Pretty much all of us are stuck at home due to the coronavirus pandemic, phones and tablets in hand. Hunger gnaws. The restaurants that remain unshuttered offer delivery or takeout only.
It’s a recipe for a massive uptake in online food ordering. But the tidal wave has yet to materialize, due to a number of headwinds.
That fact was brought home Tuesday as Reuters reported that firms like Uber Eats and Just Eat have been feeling the impacts of a “double whammy” as suppliers and chains have closed and people have been shifting their online commerce activities toward buying groceries and busying themselves in the kitchen.
The impact has been global in scale. Reuters reported that data from SimilarWeb show that — as measured by downloads and use of smartphone apps — Uber Eats and Just Eat saw declines in their average daily users of between 2 percent and 23 percent last month.
The data show that repeat customer use is declining. In the United States, Grubhub seemed to hint at uneven traction, as some areas across the U.S. have rebounded, but places that have been hard hit by the pandemic, like New York, continue to be muted.
“New York is not doing well because residents have fled, restaurants are closing and people are scared,” Grubhub CEO Matt Maloney said in an interview with the newswire.
“In Seattle, people feel like the worst is over, they’re feeling a little bit more confident,” he said. “Everyone else is a mixed bag in between those two.”
Underscoring the fact that online food delivery has not gotten the lift from the pandemic that at least some might have expected, according to data from PYMNTS, a significant number of consumers said they are using aggregators less frequently.
Across two different surveys — one on March 17, and the other on March 27 — PYMNTS research found that the total percentage of those using aggregators stood at 41.9 percent at the end of the month versus 40.9 percent earlier in the month.
But drill down a bit, and PYMNTS found that of those who use aggregators, 24.4 percent said they use them less often, where that tally had been 23 percent on March 17. In the more recent survey, 6.6 percent said they use the aggregators about the same, a metric that had garnered 10.3 percent in mid-March.
All told, 30 percent of respondents as of the end of March said they use food delivery aggregators less often or about the same, and only 11 percent use them more often.
It’s hardly a seismic shift.
There are a number of factors at play in a world concerned about health (and wallets — we all want money to stretch a bit). PYMNTS found in a separate, recent study that ordering groceries online had tripled to 9 percent of consumers we surveyed, up from 3 percent in early March. The percentage of people interacting digitally with restaurants has jumped, we found, to 20 percent from 6 percent.
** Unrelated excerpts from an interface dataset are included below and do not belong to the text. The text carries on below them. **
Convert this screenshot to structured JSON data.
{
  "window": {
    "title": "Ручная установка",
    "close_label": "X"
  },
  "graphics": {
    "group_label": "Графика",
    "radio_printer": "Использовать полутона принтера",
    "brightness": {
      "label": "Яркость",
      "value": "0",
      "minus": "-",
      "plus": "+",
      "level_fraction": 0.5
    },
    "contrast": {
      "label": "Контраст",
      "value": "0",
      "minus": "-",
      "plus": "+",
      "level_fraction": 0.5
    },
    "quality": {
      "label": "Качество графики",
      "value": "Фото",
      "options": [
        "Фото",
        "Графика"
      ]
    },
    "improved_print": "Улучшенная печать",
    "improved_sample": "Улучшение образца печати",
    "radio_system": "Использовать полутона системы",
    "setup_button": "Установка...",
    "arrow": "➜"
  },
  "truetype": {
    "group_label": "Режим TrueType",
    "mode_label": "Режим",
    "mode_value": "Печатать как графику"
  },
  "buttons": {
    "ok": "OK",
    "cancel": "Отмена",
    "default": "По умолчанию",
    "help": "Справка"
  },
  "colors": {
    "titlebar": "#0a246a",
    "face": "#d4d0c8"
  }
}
But if the percentage of those digital interactions has jumped, while activity across the aggregators has been relatively tame, it stands to reason that ordering may be done through direct channels. These local establishments may not be on aggregator sites, or consumers, mindful of fees charged to restaurants, may want their local favorites to keep more in their pockets as economic clouds continue to gather.